The Problems with the Response to the Active Shooter False Alarm

The Problems with the Response to the Active Shooter False Alarm

The Problems with the Response to the Active Shooter False Alarm

Samantha Mitchell

Last Monday night at roughly 5:30pm, students throughout the University’s campus received a text alert with the words: “Active Shooter on VU campus.” It is horrifying that we live in a world where we would receive such an alert. It was even sadder to hear one of my classmates say that she had been expecting to receive an alert like that at some point or another in her life. The good news, of course, is that it was a false alarm. However, the situation revealed a lot of problems, not only with our world, but also with the way the University handled the incident. 

Problem #1: Some students did not receive the alert at all. This means that those students did not know about the possible active shooter and could have been wandering outside on campus in danger, without even knowing it. To be fair, it is the responsibility of the students to sign up for alerts, but the University has to come up with another way to reach everyone. The University tried to remedy this by sending email alerts as well. Unfortunately, the text and email alerts did not send the same message. When the texts declared the situation was under control and the campus once again deemed safe, the emails continued to say, “Shots fired update.” These emails did not contain any new information or make students feel safer in any way. Additionally, my roommates who were still on campus did not have service: they couldn’t receive the texts or emails. The University needs to find a better way to reach its students and the larger Villanova community to keep them safe. At the very least, all of its alerts and blasts must be coordinated in stressful, dangerous times like this.

Problem #2: The text alerts continued to make it seem like a threat was present when in fact there was no threat at all.
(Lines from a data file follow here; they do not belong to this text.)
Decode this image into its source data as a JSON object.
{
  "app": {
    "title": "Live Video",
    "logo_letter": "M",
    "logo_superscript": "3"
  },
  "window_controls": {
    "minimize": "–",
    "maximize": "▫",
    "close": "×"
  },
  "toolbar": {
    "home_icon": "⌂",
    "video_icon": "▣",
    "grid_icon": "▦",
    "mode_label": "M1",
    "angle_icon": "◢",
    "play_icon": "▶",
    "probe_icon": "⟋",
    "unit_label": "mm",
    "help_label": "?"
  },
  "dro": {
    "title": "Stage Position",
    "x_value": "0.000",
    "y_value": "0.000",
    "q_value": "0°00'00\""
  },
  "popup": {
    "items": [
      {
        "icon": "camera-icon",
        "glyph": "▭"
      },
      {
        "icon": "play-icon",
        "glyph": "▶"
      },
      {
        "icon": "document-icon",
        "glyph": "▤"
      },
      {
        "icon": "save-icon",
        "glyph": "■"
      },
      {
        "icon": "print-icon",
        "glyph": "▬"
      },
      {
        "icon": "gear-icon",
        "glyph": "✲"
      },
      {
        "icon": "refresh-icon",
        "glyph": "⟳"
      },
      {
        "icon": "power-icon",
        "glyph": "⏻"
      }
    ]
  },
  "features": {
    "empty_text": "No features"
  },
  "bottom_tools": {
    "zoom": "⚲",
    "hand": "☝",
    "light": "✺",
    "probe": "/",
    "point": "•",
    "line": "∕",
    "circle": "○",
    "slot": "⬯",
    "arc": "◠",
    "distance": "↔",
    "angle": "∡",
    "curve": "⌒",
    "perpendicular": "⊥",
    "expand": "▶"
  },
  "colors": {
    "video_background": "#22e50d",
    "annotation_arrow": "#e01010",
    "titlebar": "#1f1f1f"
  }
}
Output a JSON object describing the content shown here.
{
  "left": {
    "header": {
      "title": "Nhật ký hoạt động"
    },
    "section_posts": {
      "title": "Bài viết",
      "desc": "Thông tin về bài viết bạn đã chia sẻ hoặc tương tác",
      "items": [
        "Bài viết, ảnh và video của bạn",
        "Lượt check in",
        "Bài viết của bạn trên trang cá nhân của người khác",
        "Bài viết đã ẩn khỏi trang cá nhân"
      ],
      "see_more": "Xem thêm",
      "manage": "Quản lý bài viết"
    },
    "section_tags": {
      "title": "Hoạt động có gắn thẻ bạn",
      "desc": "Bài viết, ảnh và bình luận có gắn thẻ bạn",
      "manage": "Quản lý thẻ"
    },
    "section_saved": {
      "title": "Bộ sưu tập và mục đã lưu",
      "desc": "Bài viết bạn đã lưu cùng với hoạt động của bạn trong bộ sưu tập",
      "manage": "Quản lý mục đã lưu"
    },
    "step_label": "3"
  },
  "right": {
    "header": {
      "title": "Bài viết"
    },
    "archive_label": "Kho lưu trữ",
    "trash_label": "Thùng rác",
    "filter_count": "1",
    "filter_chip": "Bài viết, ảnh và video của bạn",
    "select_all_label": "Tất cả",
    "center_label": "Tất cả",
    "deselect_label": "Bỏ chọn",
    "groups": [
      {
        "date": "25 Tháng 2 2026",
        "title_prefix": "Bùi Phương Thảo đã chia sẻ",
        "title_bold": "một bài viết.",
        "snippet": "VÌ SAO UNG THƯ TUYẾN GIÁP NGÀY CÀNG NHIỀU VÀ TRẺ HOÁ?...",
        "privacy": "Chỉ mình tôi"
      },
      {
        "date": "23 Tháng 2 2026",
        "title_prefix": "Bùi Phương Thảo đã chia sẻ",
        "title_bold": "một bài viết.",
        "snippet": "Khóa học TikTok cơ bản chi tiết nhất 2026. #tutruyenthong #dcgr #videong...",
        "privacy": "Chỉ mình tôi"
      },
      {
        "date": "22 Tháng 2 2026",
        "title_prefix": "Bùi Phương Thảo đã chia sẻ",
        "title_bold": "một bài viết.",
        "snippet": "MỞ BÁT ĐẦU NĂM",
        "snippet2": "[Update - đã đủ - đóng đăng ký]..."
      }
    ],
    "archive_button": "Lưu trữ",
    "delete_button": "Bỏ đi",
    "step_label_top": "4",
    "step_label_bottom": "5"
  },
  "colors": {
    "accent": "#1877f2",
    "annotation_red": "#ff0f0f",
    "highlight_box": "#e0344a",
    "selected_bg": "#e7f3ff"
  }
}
Each new update began with the words ,“Shots fired update,” before saying, “no shots fired.” Why was the first line written that way? Students were unnecessarily frightened by the wording of the messages. The messages should have started with the “No shots fired” and made the point directly. When talking with students about the incident, I found this was their number one complaint. This definitely added to the anxiety of students and heightened the chaos of the situation. The University and Public Safety need to find a better, more clear way to release updates to the community. 

Problem #3: Why didn’t the President of our community release a statement? He should have addressed the situation in some capacity. He could have commended Public Safety or the Radnor Police on their efforts. He could have said something about the strength of our community or our Augustinian values, which he surely could have been tied into the incident somehow. I felt that it was irresponsible of him not to say anything. I was disappointed in the lack of discussion about the incident on this campus overall, both by our President and by professors. 

Problem #4: There was no widespread training or plan for what to do in such a situation. Even though I was not on campus to experience it myself, I spoke with friends who were here. They said that the staff did not seem to know what to do, and neither did they. This led to chaos, as people started running and pushing each other to get to a place where they could hide. Staff should be trained, as should resident assitants, so that someone knows what’s going on and can keep students as safe as possible. We need some sense of order in times like these. Additionally, resident assistants should be trained on how to deal with the fallout, so they can help residents in the way that they are meant to. 

With all of that being said, I do think that Public Safety and the Radnor Police should be commended for their quick response time and for sending out alerts at all. Even though it was a false alarm, I know that personally I would much rather be safe than sorry. Hopefully, this incident has taught some organizations at Villanova what they can do differently in the future. More than that, I hope we will never go through this again.